The answer is not temporary tattoos on the foreheads of train conductors. At least not yet. It's the Times Square Shuttle, with its packed cars and constant turnover of passengers. If an advertiser has an idea for a new kind of ad, like a train wrap or video, it's likely to be tried out on the shuttle. So be warned that in the future, if you're riding that train and decide to take a rest from all the ads by looking out the window...you could see more ads.
Click here to see the subway tunnel artwork Masstransiscope. Be sure to click "Launch Movie" to see it in action.
Tuesday, February 01, 2011
By Kate Hinds
From the NYC MTA:
"We understand that the State’s fiscal crisis requires sacrifice from every area funded by the State, including the MTA. Because the MTA has already taken unprecedented measures to reduce costs, finding an additional $100 million in 2011 will be very painful, especially with sizable deficits still projected for 2012 and 2014. As we continue cost-cutting, further reductions become harder and harder to achieve.
"But we must fill this gap, and we will fill it without resorting to fare and toll increases or service cuts, because our riders have already been hit with these painful measures over the past year. Instead, we will work to find additional cost-savings through efficiencies and improved productivity throughout our company. We are hopeful that this year we can work with our labor unions to find productivity improvements that protect jobs even as we reduce costs.
"Making these cuts will be painful, but we can only spend as much money as we have. Given the financial pressures facing the State, local governments, and every New Yorker, our only choice is to manage the MTA so that every dollar counts."
And the Straphangers Campaign sends this along:
"Governor Andrew Cuomo's proposed state budget has mostly good news for New York City-area transit riders in these tough economic times.
"It's true that the 2011-2012 State budget proposed to diverts a net of $100 million from funds originally passed for and dedicated to the MTA. In the view of the Straphangers Campaign and many other groups, those funds should be used to meet transit needs.
"However, the MTA says it will not have to turn to service cuts or fare increases to make up the shortfall. That's very welcome after an unprecedented three years in a row of higher fares – as well as last year's service cuts, the worst in memory.
"The MTA says that it will have to take "painful" actions. The Straphangers Campaign and other groups will monitor the agency's response closely to see that the transit system has adequate resources to provide safe, reliable, well-maintained, secure and clean service."
More analysis on the way.
Monday, September 13, 2010
(Andrea Bernstein, Transportation Nation) Seems like New Yorkers have hardly gotten over the jolt of dozens of bus line cuts, service reductions, and more crowded and dirtier trains, but here it is already.
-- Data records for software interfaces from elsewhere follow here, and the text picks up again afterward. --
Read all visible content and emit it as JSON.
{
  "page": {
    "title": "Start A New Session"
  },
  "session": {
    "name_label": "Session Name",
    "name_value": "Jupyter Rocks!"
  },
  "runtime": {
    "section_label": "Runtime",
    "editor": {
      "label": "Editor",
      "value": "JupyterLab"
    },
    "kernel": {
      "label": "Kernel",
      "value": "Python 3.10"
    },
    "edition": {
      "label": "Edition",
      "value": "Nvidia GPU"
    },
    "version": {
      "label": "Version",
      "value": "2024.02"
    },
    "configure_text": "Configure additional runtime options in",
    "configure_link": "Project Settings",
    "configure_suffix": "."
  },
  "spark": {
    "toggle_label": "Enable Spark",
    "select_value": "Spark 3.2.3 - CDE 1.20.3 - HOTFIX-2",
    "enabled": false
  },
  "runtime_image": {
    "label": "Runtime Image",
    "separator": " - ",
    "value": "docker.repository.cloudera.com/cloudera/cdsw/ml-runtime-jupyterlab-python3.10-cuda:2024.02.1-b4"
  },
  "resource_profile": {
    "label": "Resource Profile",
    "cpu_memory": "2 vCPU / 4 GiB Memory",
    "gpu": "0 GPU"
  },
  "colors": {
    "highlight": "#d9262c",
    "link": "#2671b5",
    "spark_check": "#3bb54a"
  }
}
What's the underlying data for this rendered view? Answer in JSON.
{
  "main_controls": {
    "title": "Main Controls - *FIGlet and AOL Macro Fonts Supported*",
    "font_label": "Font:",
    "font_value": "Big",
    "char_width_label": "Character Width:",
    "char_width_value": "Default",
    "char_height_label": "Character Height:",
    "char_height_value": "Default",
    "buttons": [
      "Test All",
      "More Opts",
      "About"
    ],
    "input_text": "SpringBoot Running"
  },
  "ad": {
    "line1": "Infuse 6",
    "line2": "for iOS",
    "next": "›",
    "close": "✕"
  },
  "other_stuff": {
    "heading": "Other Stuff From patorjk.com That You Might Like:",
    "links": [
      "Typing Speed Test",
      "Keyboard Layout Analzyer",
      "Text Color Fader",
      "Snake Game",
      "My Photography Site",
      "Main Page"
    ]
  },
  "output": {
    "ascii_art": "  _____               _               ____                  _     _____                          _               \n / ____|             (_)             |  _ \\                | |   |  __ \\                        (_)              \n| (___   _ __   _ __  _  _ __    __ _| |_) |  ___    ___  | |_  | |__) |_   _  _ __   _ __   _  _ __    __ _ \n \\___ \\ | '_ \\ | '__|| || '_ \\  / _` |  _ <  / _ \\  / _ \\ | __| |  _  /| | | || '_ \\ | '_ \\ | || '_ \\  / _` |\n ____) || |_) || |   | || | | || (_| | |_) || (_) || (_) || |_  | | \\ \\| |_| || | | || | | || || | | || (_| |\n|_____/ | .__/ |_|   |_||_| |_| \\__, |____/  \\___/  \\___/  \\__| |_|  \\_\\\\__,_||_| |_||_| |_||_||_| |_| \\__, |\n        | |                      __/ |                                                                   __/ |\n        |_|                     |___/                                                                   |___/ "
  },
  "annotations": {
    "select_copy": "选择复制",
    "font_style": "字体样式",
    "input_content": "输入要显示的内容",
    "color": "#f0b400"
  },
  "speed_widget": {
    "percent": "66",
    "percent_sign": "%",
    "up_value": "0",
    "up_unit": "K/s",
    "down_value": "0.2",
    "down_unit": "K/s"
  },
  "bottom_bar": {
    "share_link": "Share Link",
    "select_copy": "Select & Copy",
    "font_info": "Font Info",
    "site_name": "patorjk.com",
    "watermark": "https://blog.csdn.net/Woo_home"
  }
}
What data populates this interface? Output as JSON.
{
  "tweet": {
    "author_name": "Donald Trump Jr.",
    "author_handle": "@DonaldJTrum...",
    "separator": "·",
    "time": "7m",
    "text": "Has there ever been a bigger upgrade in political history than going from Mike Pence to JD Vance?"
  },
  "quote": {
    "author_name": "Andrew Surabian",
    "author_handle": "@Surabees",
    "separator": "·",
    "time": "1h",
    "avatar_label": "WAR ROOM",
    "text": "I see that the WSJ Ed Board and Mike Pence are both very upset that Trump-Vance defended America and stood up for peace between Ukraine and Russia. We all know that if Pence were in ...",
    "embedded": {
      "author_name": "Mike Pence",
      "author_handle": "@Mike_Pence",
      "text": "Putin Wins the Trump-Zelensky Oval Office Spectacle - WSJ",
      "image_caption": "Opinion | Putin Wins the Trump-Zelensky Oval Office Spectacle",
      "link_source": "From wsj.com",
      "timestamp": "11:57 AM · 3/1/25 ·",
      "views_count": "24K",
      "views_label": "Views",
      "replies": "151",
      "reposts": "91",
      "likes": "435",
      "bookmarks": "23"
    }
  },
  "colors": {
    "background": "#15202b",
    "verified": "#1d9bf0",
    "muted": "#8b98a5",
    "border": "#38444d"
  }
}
Tonight the NYC MTA begins hearings on a round of proposed fare hikes that would both raise and limit the use of "unlimited" cards and make other unsavory upward adjustments.
But a coalition of groups is trying to shift the focus from the MTA to the State Legislature.
"Unless the State Legislature makes funding the transit system a real priority," the groups (Straphangers, TriState Transportation Campaign, Transportation Alternatives, and the Pratt Center) say in a statement "subway and bus riders will continue to face a world of hurt – from soaring fares to cuts in service to more unreliable trains and buses to a crumbling system."
The groups also want MTA Chair Jay Walder to release the authority's underlying data on usage of the various MTA discounts -- a test for the historically secretive agency which has pledged a new era of transparency.